─── RECORDED DATA ───

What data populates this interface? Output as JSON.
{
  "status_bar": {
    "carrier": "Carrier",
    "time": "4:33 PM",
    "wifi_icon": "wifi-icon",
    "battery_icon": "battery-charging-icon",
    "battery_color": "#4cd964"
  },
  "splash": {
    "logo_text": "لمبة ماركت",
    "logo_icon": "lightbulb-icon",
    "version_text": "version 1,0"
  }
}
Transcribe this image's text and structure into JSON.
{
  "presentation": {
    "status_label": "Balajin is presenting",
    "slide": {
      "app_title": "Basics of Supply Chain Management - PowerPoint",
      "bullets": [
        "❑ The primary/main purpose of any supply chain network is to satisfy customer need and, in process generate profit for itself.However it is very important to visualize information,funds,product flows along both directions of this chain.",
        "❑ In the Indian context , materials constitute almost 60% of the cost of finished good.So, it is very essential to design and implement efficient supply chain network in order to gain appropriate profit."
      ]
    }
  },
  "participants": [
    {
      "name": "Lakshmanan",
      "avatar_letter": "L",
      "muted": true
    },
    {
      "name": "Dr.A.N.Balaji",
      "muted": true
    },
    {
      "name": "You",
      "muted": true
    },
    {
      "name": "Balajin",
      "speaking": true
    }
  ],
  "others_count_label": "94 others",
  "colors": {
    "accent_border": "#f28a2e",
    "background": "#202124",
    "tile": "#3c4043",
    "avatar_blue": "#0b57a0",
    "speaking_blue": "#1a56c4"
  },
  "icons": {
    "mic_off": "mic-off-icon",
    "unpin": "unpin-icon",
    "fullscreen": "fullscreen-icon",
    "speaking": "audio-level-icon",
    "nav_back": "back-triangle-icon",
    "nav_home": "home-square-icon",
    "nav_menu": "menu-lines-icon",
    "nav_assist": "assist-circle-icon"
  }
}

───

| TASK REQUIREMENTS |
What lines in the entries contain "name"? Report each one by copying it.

| PROBLEM SOLUTION |
      "name": "Lakshmanan",
      "name": "Dr.A.N.Balaji",
      "name": "You",
      "name": "Balajin",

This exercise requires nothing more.